What you need to do. Set down the data below without change, skipping the pictures it holds.

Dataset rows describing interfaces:
---+---

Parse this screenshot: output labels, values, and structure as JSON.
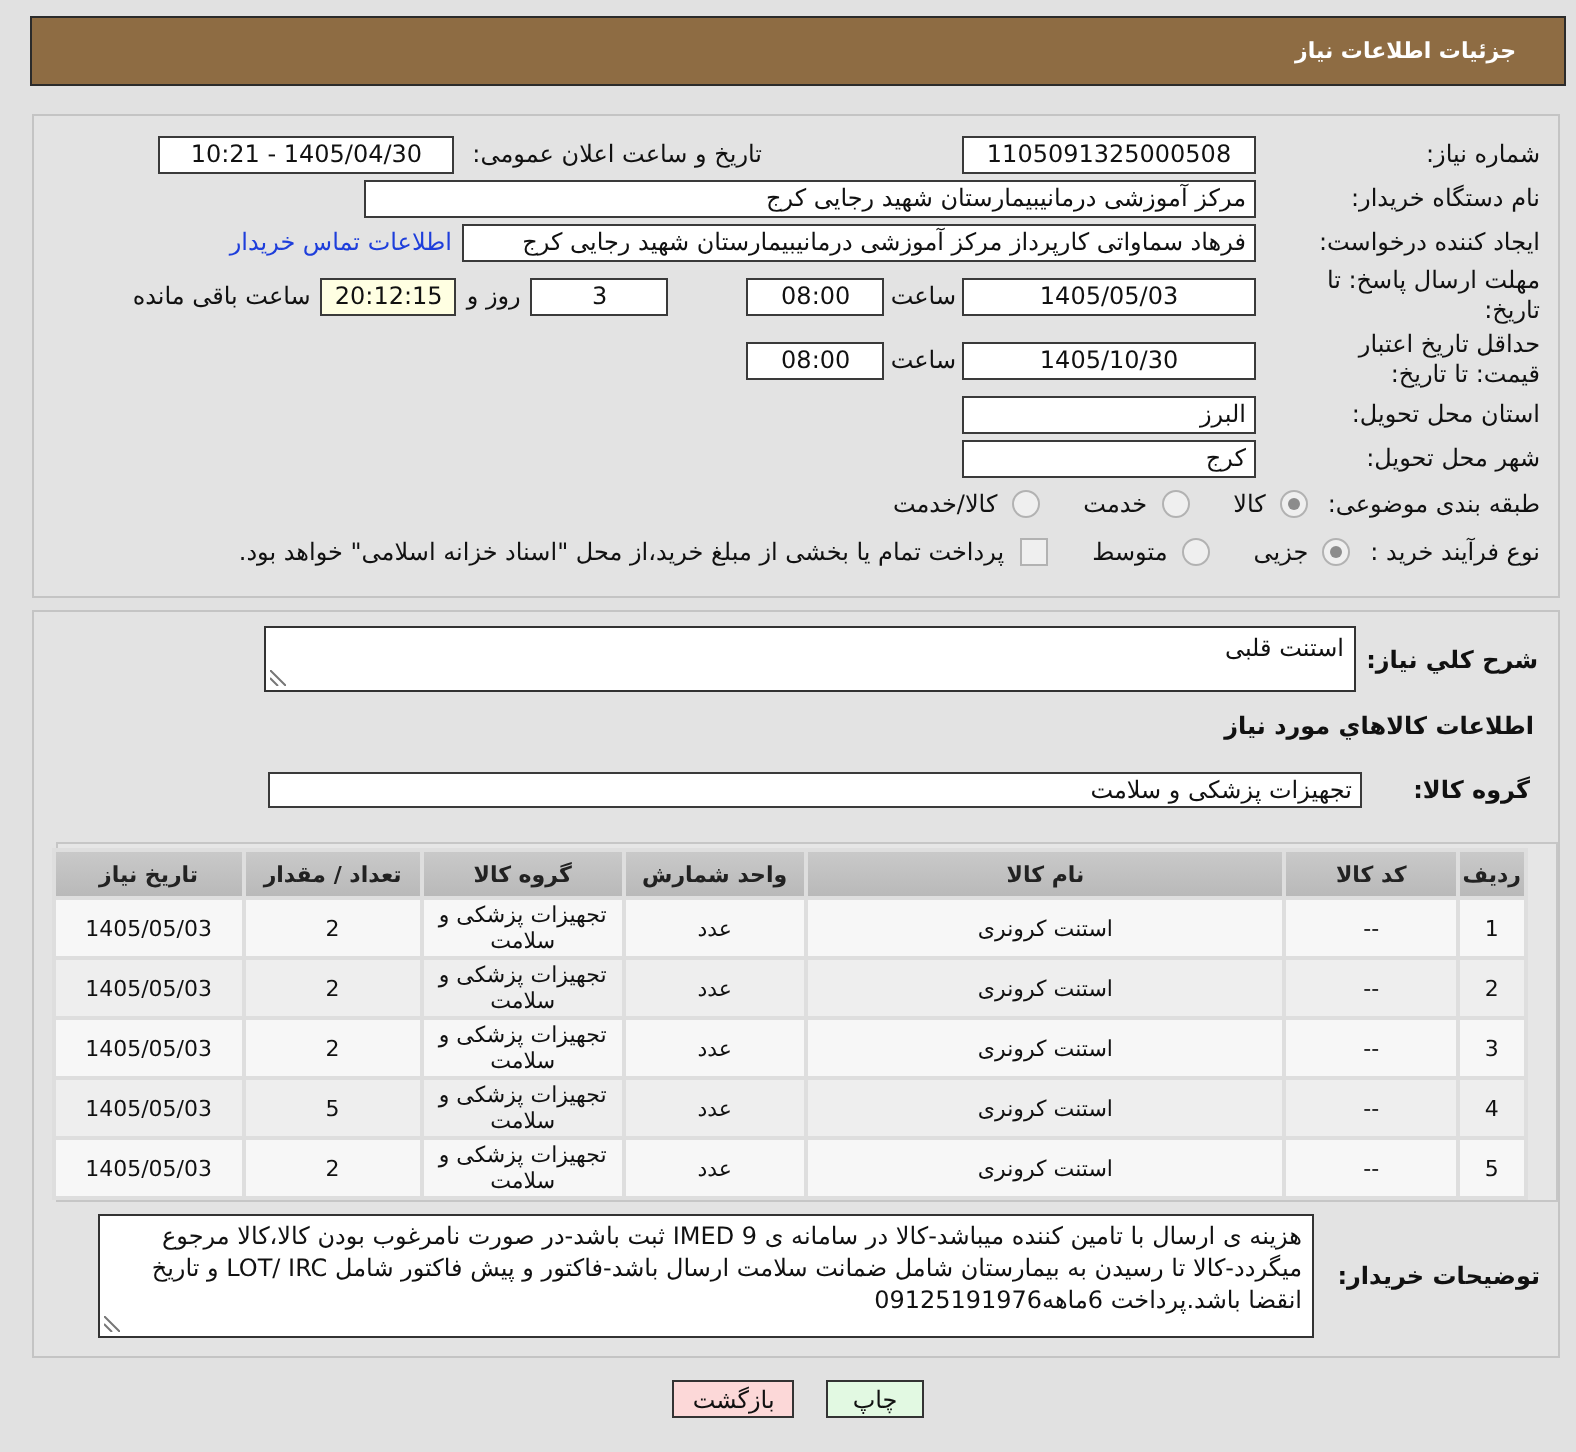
{
  "header": {
    "title": "جزئیات اطلاعات نیاز"
  },
  "form": {
    "need_number": {
      "label": "شماره نیاز:",
      "value": "1105091325000508"
    },
    "announce": {
      "label": "تاریخ و ساعت اعلان عمومی:",
      "value": "1405/04/30 - 10:21"
    },
    "buyer_org": {
      "label": "نام دستگاه خریدار:",
      "value": "مرکز آموزشی درمانیبیمارستان شهید رجایی کرج"
    },
    "requester": {
      "label": "ایجاد کننده درخواست:",
      "value": "فرهاد سماواتی کارپرداز مرکز آموزشی درمانیبیمارستان شهید رجایی کرج",
      "link": "اطلاعات تماس خریدار"
    },
    "reply_deadline": {
      "label": "مهلت ارسال پاسخ: تا تاریخ:",
      "date": "1405/05/03",
      "time_label": "ساعت",
      "time": "08:00",
      "days": "3",
      "days_label": "روز و",
      "remaining": "20:12:15",
      "remaining_label": "ساعت باقی مانده"
    },
    "price_validity": {
      "label": "حداقل تاریخ اعتبار قیمت: تا تاریخ:",
      "date": "1405/10/30",
      "time_label": "ساعت",
      "time": "08:00"
    },
    "province": {
      "label": "استان محل تحویل:",
      "value": "البرز"
    },
    "city": {
      "label": "شهر محل تحویل:",
      "value": "کرج"
    },
    "category": {
      "label": "طبقه بندی موضوعی:",
      "options": [
        {
          "label": "کالا",
          "selected": true
        },
        {
          "label": "خدمت",
          "selected": false
        },
        {
          "label": "کالا/خدمت",
          "selected": false
        }
      ]
    },
    "process": {
      "label": "نوع فرآیند خرید :",
      "options": [
        {
          "label": "جزیی",
          "selected": true
        },
        {
          "label": "متوسط",
          "selected": false
        }
      ],
      "treasury": {
        "label": "پرداخت تمام یا بخشی از مبلغ خرید،از محل \"اسناد خزانه اسلامی\" خواهد بود.",
        "checked": false
      }
    }
  },
  "need": {
    "description_label": "شرح کلي نياز:",
    "description": "استنت قلبی",
    "items_title": "اطلاعات كالاهاي مورد نياز",
    "group_label": "گروه کالا:",
    "group": "تجهیزات پزشکی و سلامت"
  },
  "table": {
    "columns": [
      "ردیف",
      "کد کالا",
      "نام کالا",
      "واحد شمارش",
      "گروه کالا",
      "تعداد / مقدار",
      "تاریخ نیاز"
    ],
    "rows": [
      [
        "1",
        "--",
        "استنت کرونری",
        "عدد",
        "تجهیزات پزشکی و سلامت",
        "2",
        "1405/05/03"
      ],
      [
        "2",
        "--",
        "استنت کرونری",
        "عدد",
        "تجهیزات پزشکی و سلامت",
        "2",
        "1405/05/03"
      ],
      [
        "3",
        "--",
        "استنت کرونری",
        "عدد",
        "تجهیزات پزشکی و سلامت",
        "2",
        "1405/05/03"
      ],
      [
        "4",
        "--",
        "استنت کرونری",
        "عدد",
        "تجهیزات پزشکی و سلامت",
        "5",
        "1405/05/03"
      ],
      [
        "5",
        "--",
        "استنت کرونری",
        "عدد",
        "تجهیزات پزشکی و سلامت",
        "2",
        "1405/05/03"
      ]
    ]
  },
  "notes": {
    "label": "توضیحات خریدار:",
    "value": "هزینه ی ارسال با تامین کننده میباشد-کالا در سامانه ی IMED 9 ثبت باشد-در صورت نامرغوب بودن کالا،کالا مرجوع میگردد-کالا تا رسیدن به بیمارستان شامل ضمانت سلامت ارسال باشد-فاکتور و پیش فاکتور شامل LOT/ IRC و تاریخ انقضا باشد.پرداخت 6ماهه09125191976"
  },
  "buttons": [
    {
      "label": "چاپ",
      "kind": "print"
    },
    {
      "label": "بازگشت",
      "kind": "back"
    }
  ]
}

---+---

Your response.
Parse this screenshot: output labels, values, and structure as JSON.
{
  "header": {
    "title": "جزئیات اطلاعات نیاز"
  },
  "form": {
    "need_number": {
      "label": "شماره نیاز:",
      "value": "1105091325000508"
    },
    "announce": {
      "label": "تاریخ و ساعت اعلان عمومی:",
      "value": "1405/04/30 - 10:21"
    },
    "buyer_org": {
      "label": "نام دستگاه خریدار:",
      "value": "مرکز آموزشی درمانیبیمارستان شهید رجایی کرج"
    },
    "requester": {
      "label": "ایجاد کننده درخواست:",
      "value": "فرهاد سماواتی کارپرداز مرکز آموزشی درمانیبیمارستان شهید رجایی کرج",
      "link": "اطلاعات تماس خریدار"
    },
    "reply_deadline": {
      "label": "مهلت ارسال پاسخ: تا تاریخ:",
      "date": "1405/05/03",
      "time_label": "ساعت",
      "time": "08:00",
      "days": "3",
      "days_label": "روز و",
      "remaining": "20:12:15",
      "remaining_label": "ساعت باقی مانده"
    },
    "price_validity": {
      "label": "حداقل تاریخ اعتبار قیمت: تا تاریخ:",
      "date": "1405/10/30",
      "time_label": "ساعت",
      "time": "08:00"
    },
    "province": {
      "label": "استان محل تحویل:",
      "value": "البرز"
    },
    "city": {
      "label": "شهر محل تحویل:",
      "value": "کرج"
    },
    "category": {
      "label": "طبقه بندی موضوعی:",
      "options": [
        {
          "label": "کالا",
          "selected": true
        },
        {
          "label": "خدمت",
          "selected": false
        },
        {
          "label": "کالا/خدمت",
          "selected": false
        }
      ]
    },
    "process": {
      "label": "نوع فرآیند خرید :",
      "options": [
        {
          "label": "جزیی",
          "selected": true
        },
        {
          "label": "متوسط",
          "selected": false
        }
      ],
      "treasury": {
        "label": "پرداخت تمام یا بخشی از مبلغ خرید،از محل \"اسناد خزانه اسلامی\" خواهد بود.",
        "checked": false
      }
    }
  },
  "need": {
    "description_label": "شرح کلي نياز:",
    "description": "استنت قلبی",
    "items_title": "اطلاعات كالاهاي مورد نياز",
    "group_label": "گروه کالا:",
    "group": "تجهیزات پزشکی و سلامت"
  },
  "table": {
    "columns": [
      "ردیف",
      "کد کالا",
      "نام کالا",
      "واحد شمارش",
      "گروه کالا",
      "تعداد / مقدار",
      "تاریخ نیاز"
    ],
    "rows": [
      [
        "1",
        "--",
        "استنت کرونری",
        "عدد",
        "تجهیزات پزشکی و سلامت",
        "2",
        "1405/05/03"
      ],
      [
        "2",
        "--",
        "استنت کرونری",
        "عدد",
        "تجهیزات پزشکی و سلامت",
        "2",
        "1405/05/03"
      ],
      [
        "3",
        "--",
        "استنت کرونری",
        "عدد",
        "تجهیزات پزشکی و سلامت",
        "2",
        "1405/05/03"
      ],
      [
        "4",
        "--",
        "استنت کرونری",
        "عدد",
        "تجهیزات پزشکی و سلامت",
        "5",
        "1405/05/03"
      ],
      [
        "5",
        "--",
        "استنت کرونری",
        "عدد",
        "تجهیزات پزشکی و سلامت",
        "2",
        "1405/05/03"
      ]
    ]
  },
  "notes": {
    "label": "توضیحات خریدار:",
    "value": "هزینه ی ارسال با تامین کننده میباشد-کالا در سامانه ی IMED 9 ثبت باشد-در صورت نامرغوب بودن کالا،کالا مرجوع میگردد-کالا تا رسیدن به بیمارستان شامل ضمانت سلامت ارسال باشد-فاکتور و پیش فاکتور شامل LOT/ IRC و تاریخ انقضا باشد.پرداخت 6ماهه09125191976"
  },
  "buttons": [
    {
      "label": "چاپ",
      "kind": "print"
    },
    {
      "label": "بازگشت",
      "kind": "back"
    }
  ]
}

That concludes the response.